The F100-PW-220U engine is based on the extremely successful engine powering the F-15 and F-16 aircraft around the world. The nozzle was uniquely designed for the X-47B application.
"The engine has performed nearly flawlessly," said Dan Grady, manager, Unmanned Systems, Pratt & Whitney. "Its performance and reliability has exceeded our expectations resulting in no unscheduled engine removals, 100 percent dispatch readiness and in-flight reliability."
During the test, the X-47B exchanged refueling messages with a government-designed Refueling Interface System (RIS) aboard the Omega K-707 tanker. While in-flight, the X-47B then autonomously maneuvered its fixed refueling probe into the tanker's drogue, transferred fuel and safely disconnected from the tanker, successfully completing the first contact flight.
"The ability to autonomously transfer and receive fuel in flight will increase the range and flexibility of future unmanned aircraft platforms, ultimately extending carrier power projection," said Capt. Beau Duarte, the Navy's Unmanned Carrier Aviation program manager. "What we accomplished today demonstrates a significant, groundbreaking step forward for the Navy."
Over the last few years, the X-47B conducted five carrier demonstrations, showcasing the Navy's commitment to unmanned carrier aviation through operations in and around the flight deck and maturing an AAR capability.

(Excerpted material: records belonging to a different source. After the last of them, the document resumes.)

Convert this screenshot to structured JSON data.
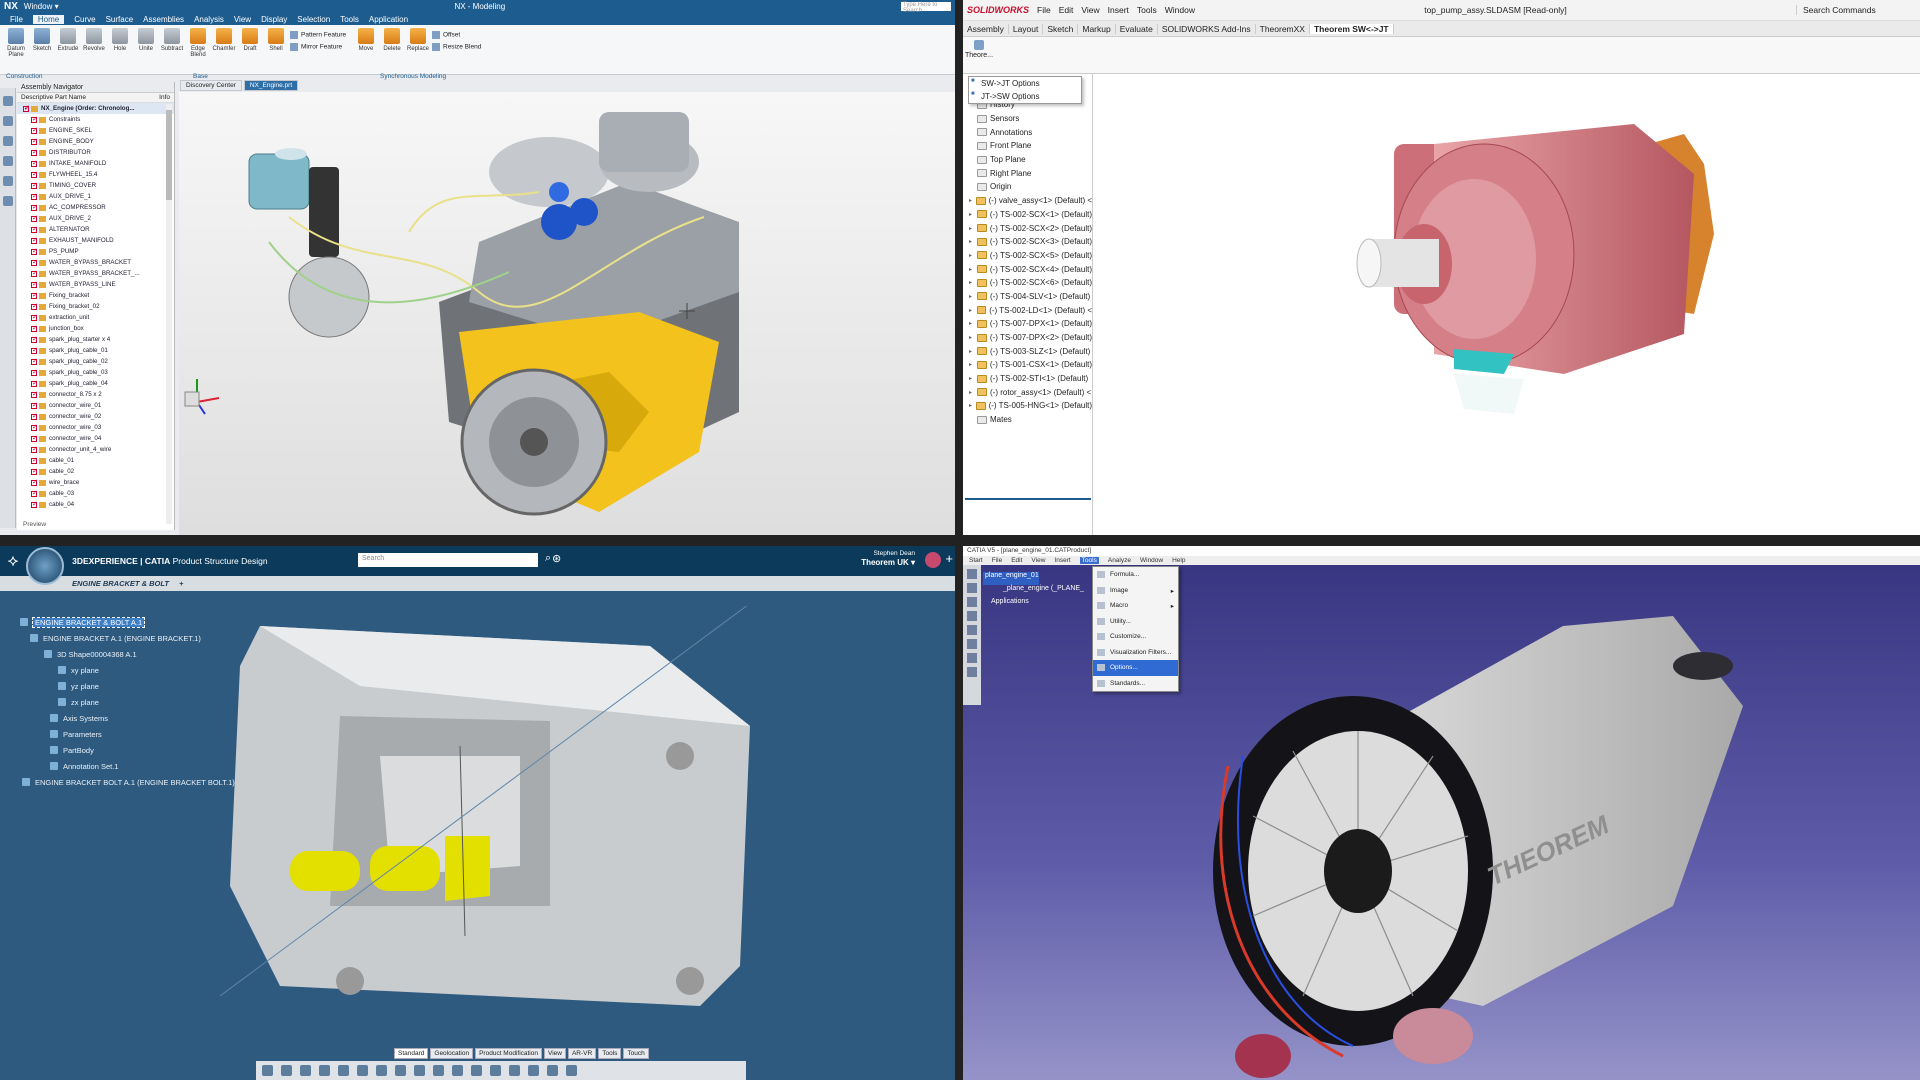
{
  "nx": {
    "app_logo": "NX",
    "window_menu": "Window ▾",
    "title": "NX - Modeling",
    "search_placeholder": "Type Here to Search",
    "menu": [
      "File",
      "Home",
      "Curve",
      "Surface",
      "Assemblies",
      "Analysis",
      "View",
      "Display",
      "Selection",
      "Tools",
      "Application"
    ],
    "active_menu": "Home",
    "ribbon_buttons": [
      "Datum Plane",
      "Sketch",
      "Extrude",
      "Revolve",
      "Hole",
      "Unite",
      "Subtract",
      "Edge Blend",
      "Chamfer",
      "Draft",
      "Shell"
    ],
    "ribbon_small": [
      "Pattern Feature",
      "Mirror Feature"
    ],
    "ribbon_buttons2": [
      "Move",
      "Delete",
      "Replace"
    ],
    "ribbon_small2": [
      "Offset",
      "Resize Blend"
    ],
    "groups": {
      "construction": "Construction",
      "base": "Base",
      "sync": "Synchronous Modeling"
    },
    "navigator_title": "Assembly Navigator",
    "col_name": "Descriptive Part Name",
    "col_info": "Info",
    "tree_root": "NX_Engine (Order: Chronolog...",
    "tree_items": [
      "Constraints",
      "ENGINE_SKEL",
      "ENGINE_BODY",
      "DISTRIBUTOR",
      "INTAKE_MANIFOLD",
      "FLYWHEEL_15.4",
      "TIMING_COVER",
      "AUX_DRIVE_1",
      "AC_COMPRESSOR",
      "AUX_DRIVE_2",
      "ALTERNATOR",
      "EXHAUST_MANIFOLD",
      "PS_PUMP",
      "WATER_BYPASS_BRACKET",
      "WATER_BYPASS_BRACKET_...",
      "WATER_BYPASS_LINE",
      "Fixing_bracket",
      "Fixing_bracket_02",
      "extraction_unit",
      "junction_box",
      "spark_plug_starter x 4",
      "spark_plug_cable_01",
      "spark_plug_cable_02",
      "spark_plug_cable_03",
      "spark_plug_cable_04",
      "connector_8.75 x 2",
      "connector_wire_01",
      "connector_wire_02",
      "connector_wire_03",
      "connector_wire_04",
      "connector_unit_4_wire",
      "cable_01",
      "cable_02",
      "wire_brace",
      "cable_03",
      "cable_04"
    ],
    "preview": "Preview",
    "tabs": [
      "Discovery Center",
      "NX_Engine.prt"
    ],
    "active_tab": "NX_Engine.prt"
  },
  "sw": {
    "logo": "SOLIDWORKS",
    "menu": [
      "File",
      "Edit",
      "View",
      "Insert",
      "Tools",
      "Window"
    ],
    "title": "top_pump_assy.SLDASM [Read-only]",
    "search": "Search Commands",
    "tabs": [
      "Assembly",
      "Layout",
      "Sketch",
      "Markup",
      "Evaluate",
      "SOLIDWORKS Add-Ins",
      "TheoremXX",
      "Theorem SW<->JT"
    ],
    "active_tab": "Theorem SW<->JT",
    "cmd_button": "Theore...",
    "popup": [
      "SW->JT Options",
      "JT->SW Options"
    ],
    "tree": [
      "History",
      "Sensors",
      "Annotations",
      "Front Plane",
      "Top Plane",
      "Right Plane",
      "Origin",
      "(-) valve_assy<1> (Default) <",
      "(-) TS-002-SCX<1> (Default)",
      "(-) TS-002-SCX<2> (Default)",
      "(-) TS-002-SCX<3> (Default)",
      "(-) TS-002-SCX<5> (Default)",
      "(-) TS-002-SCX<4> (Default)",
      "(-) TS-002-SCX<6> (Default)",
      "(-) TS-004-SLV<1> (Default)",
      "(-) TS-002-LD<1> (Default) <",
      "(-) TS-007-DPX<1> (Default)",
      "(-) TS-007-DPX<2> (Default)",
      "(-) TS-003-SLZ<1> (Default)",
      "(-) TS-001-CSX<1> (Default)",
      "(-) TS-002-STI<1> (Default)",
      "(-) rotor_assy<1> (Default) <",
      "(-) TS-005-HNG<1> (Default)",
      "Mates"
    ]
  },
  "tdx": {
    "brand": "3DEXPERIENCE | CATIA",
    "app": "Product Structure Design",
    "search_placeholder": "Search",
    "user_name": "Stephen Dean",
    "user_org": "Theorem UK ▾",
    "tab": "ENGINE BRACKET & BOLT",
    "tree": [
      "ENGINE BRACKET & BOLT A.1",
      "ENGINE BRACKET A.1 (ENGINE BRACKET.1)",
      "3D Shape00004368 A.1",
      "xy plane",
      "yz plane",
      "zx plane",
      "Axis Systems",
      "Parameters",
      "PartBody",
      "Annotation Set.1",
      "ENGINE BRACKET BOLT A.1 (ENGINE BRACKET BOLT.1)"
    ],
    "toolbar_tabs": [
      "Standard",
      "Geolocation",
      "Product Modification",
      "View",
      "AR-VR",
      "Tools",
      "Touch"
    ]
  },
  "catia": {
    "title": "CATIA V5 - [plane_engine_01.CATProduct]",
    "menu": [
      "Start",
      "File",
      "Edit",
      "View",
      "Insert",
      "Tools",
      "Analyze",
      "Window",
      "Help"
    ],
    "active_menu": "Tools",
    "tree": [
      "plane_engine_01",
      "_plane_engine (_PLANE_",
      "Applications"
    ],
    "dropdown": [
      "Formula...",
      "Image",
      "Macro",
      "Utility...",
      "Customize...",
      "Visualization Filters...",
      "Options...",
      "Standards..."
    ],
    "dropdown_highlight": "Options...",
    "watermark": "THEOREM"
  }
}
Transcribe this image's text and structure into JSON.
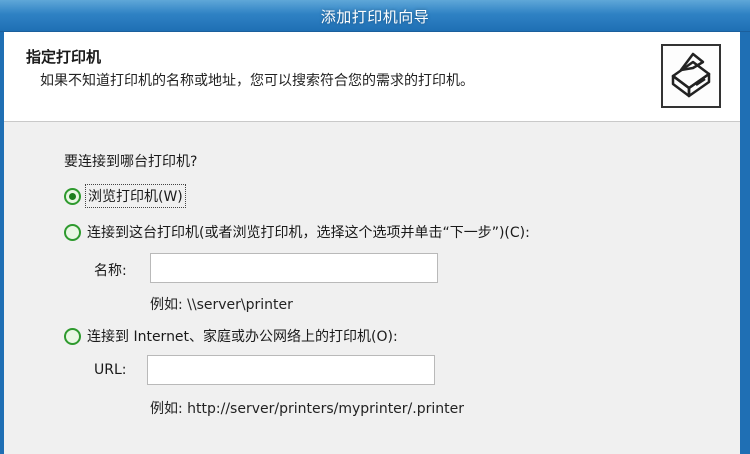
{
  "window": {
    "title": "添加打印机向导"
  },
  "header": {
    "title": "指定打印机",
    "subtitle": "如果不知道打印机的名称或地址，您可以搜索符合您的需求的打印机。",
    "icon": "printer-icon"
  },
  "body": {
    "question": "要连接到哪台打印机?",
    "options": [
      {
        "label": "浏览打印机(W)",
        "checked": true
      },
      {
        "label": "连接到这台打印机(或者浏览打印机，选择这个选项并单击“下一步”)(C):",
        "checked": false
      },
      {
        "label": "连接到 Internet、家庭或办公网络上的打印机(O):",
        "checked": false
      }
    ],
    "name_field": {
      "label": "名称:",
      "value": "",
      "example": "例如: \\\\server\\printer"
    },
    "url_field": {
      "label": "URL:",
      "value": "",
      "example": "例如: http://server/printers/myprinter/.printer"
    }
  },
  "colors": {
    "titlebar": "#2f82c4",
    "radio_border": "#2e9a2e",
    "frame": "#1f6fb4"
  }
}
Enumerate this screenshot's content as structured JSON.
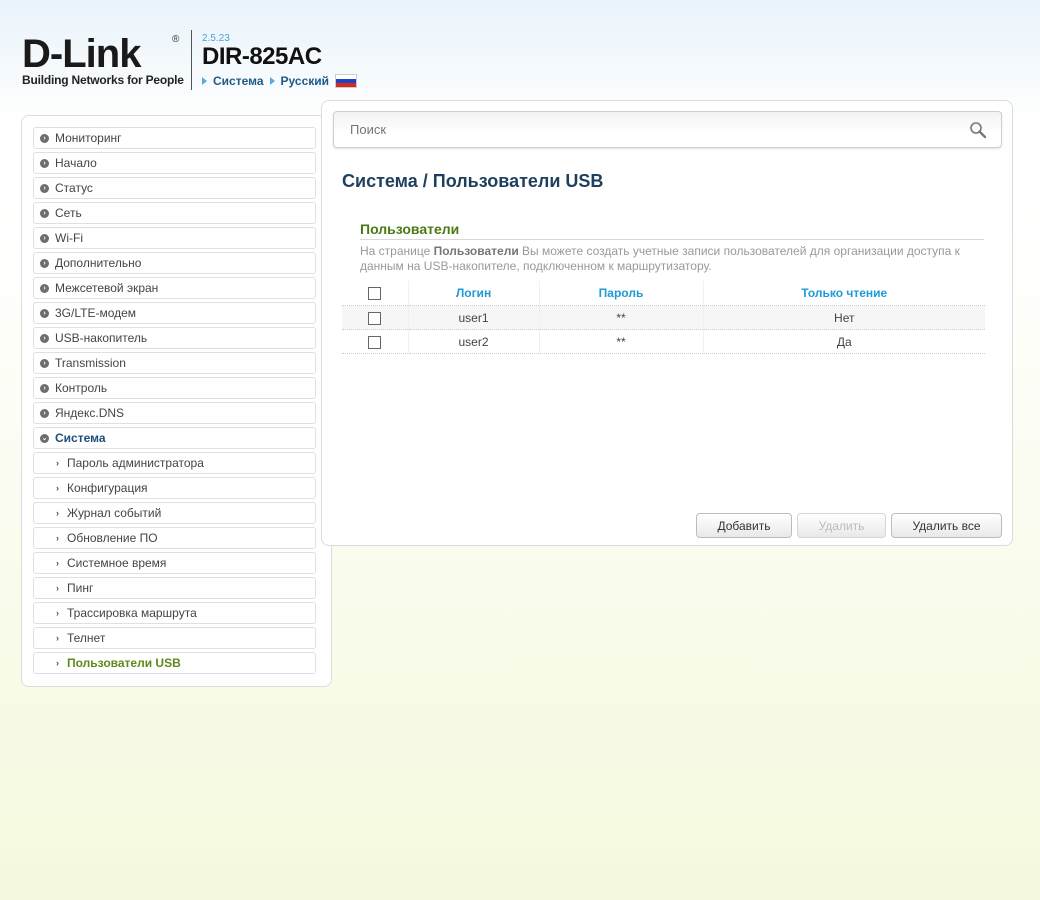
{
  "header": {
    "logo_text": "D-Link",
    "logo_registered": "®",
    "logo_tagline": "Building Networks for People",
    "version": "2.5.23",
    "model": "DIR-825AC",
    "crumb_system": "Система",
    "crumb_language": "Русский"
  },
  "sidebar": {
    "items": [
      {
        "label": "Мониторинг"
      },
      {
        "label": "Начало"
      },
      {
        "label": "Статус"
      },
      {
        "label": "Сеть"
      },
      {
        "label": "Wi-Fi"
      },
      {
        "label": "Дополнительно"
      },
      {
        "label": "Межсетевой экран"
      },
      {
        "label": "3G/LTE-модем"
      },
      {
        "label": "USB-накопитель"
      },
      {
        "label": "Transmission"
      },
      {
        "label": "Контроль"
      },
      {
        "label": "Яндекс.DNS"
      },
      {
        "label": "Система"
      }
    ],
    "subitems": [
      {
        "label": "Пароль администратора"
      },
      {
        "label": "Конфигурация"
      },
      {
        "label": "Журнал событий"
      },
      {
        "label": "Обновление ПО"
      },
      {
        "label": "Системное время"
      },
      {
        "label": "Пинг"
      },
      {
        "label": "Трассировка маршрута"
      },
      {
        "label": "Телнет"
      },
      {
        "label": "Пользователи USB"
      }
    ]
  },
  "search": {
    "placeholder": "Поиск"
  },
  "main": {
    "title": "Система /  Пользователи USB",
    "section_title": "Пользователи",
    "desc_prefix": "На странице ",
    "desc_bold": "Пользователи",
    "desc_suffix": " Вы можете создать учетные записи пользователей для организации доступа к данным на USB-накопителе, подключенном к маршрутизатору.",
    "columns": [
      "Логин",
      "Пароль",
      "Только чтение"
    ],
    "rows": [
      {
        "login": "user1",
        "password": "**",
        "readonly": "Нет"
      },
      {
        "login": "user2",
        "password": "**",
        "readonly": "Да"
      }
    ]
  },
  "buttons": {
    "add": "Добавить",
    "delete": "Удалить",
    "delete_all": "Удалить все"
  },
  "colors": {
    "accent": "#1e9ad6",
    "section_green": "#4a7a12",
    "current_green": "#5d8a1a",
    "title_blue": "#1f3f5f"
  }
}
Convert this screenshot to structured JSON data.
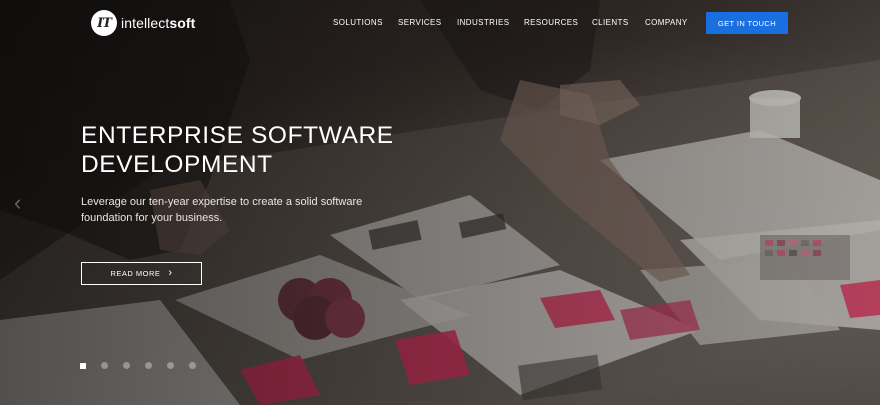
{
  "header": {
    "logo": {
      "mark": "IT",
      "text_regular": "intellect",
      "text_bold": "soft"
    },
    "nav": [
      {
        "label": "SOLUTIONS"
      },
      {
        "label": "SERVICES"
      },
      {
        "label": "INDUSTRIES"
      },
      {
        "label": "RESOURCES"
      },
      {
        "label": "CLIENTS"
      },
      {
        "label": "COMPANY"
      }
    ],
    "cta_label": "GET IN TOUCH"
  },
  "hero": {
    "headline_line1": "ENTERPRISE SOFTWARE",
    "headline_line2": "DEVELOPMENT",
    "subtext_line1": "Leverage our ten-year expertise to create a solid software",
    "subtext_line2": "foundation for your business.",
    "button_label": "READ MORE",
    "button_arrow": "›",
    "prev_arrow": "‹",
    "slider": {
      "total": 6,
      "active_index": 0
    }
  },
  "colors": {
    "accent": "#1a6fe0",
    "text_light": "#ffffff",
    "paper_pink": "#d6365e"
  },
  "icons": [
    "logo-icon",
    "chevron-right-icon",
    "chevron-left-icon"
  ]
}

"Our team has worked closely with the Navy and Northrop Grumman to get ready for this important demonstration," said Grady. "Powering the successful fuel transfer marks a proud moment in history for Pratt & Whitney."
Pratt & Whitney is a world leader in the design, manufacture and service of aircraft engines and auxiliary power units. United Technologies Corp., based in Hartford, Connecticut, provides high technology products and services to the building and aerospace industries.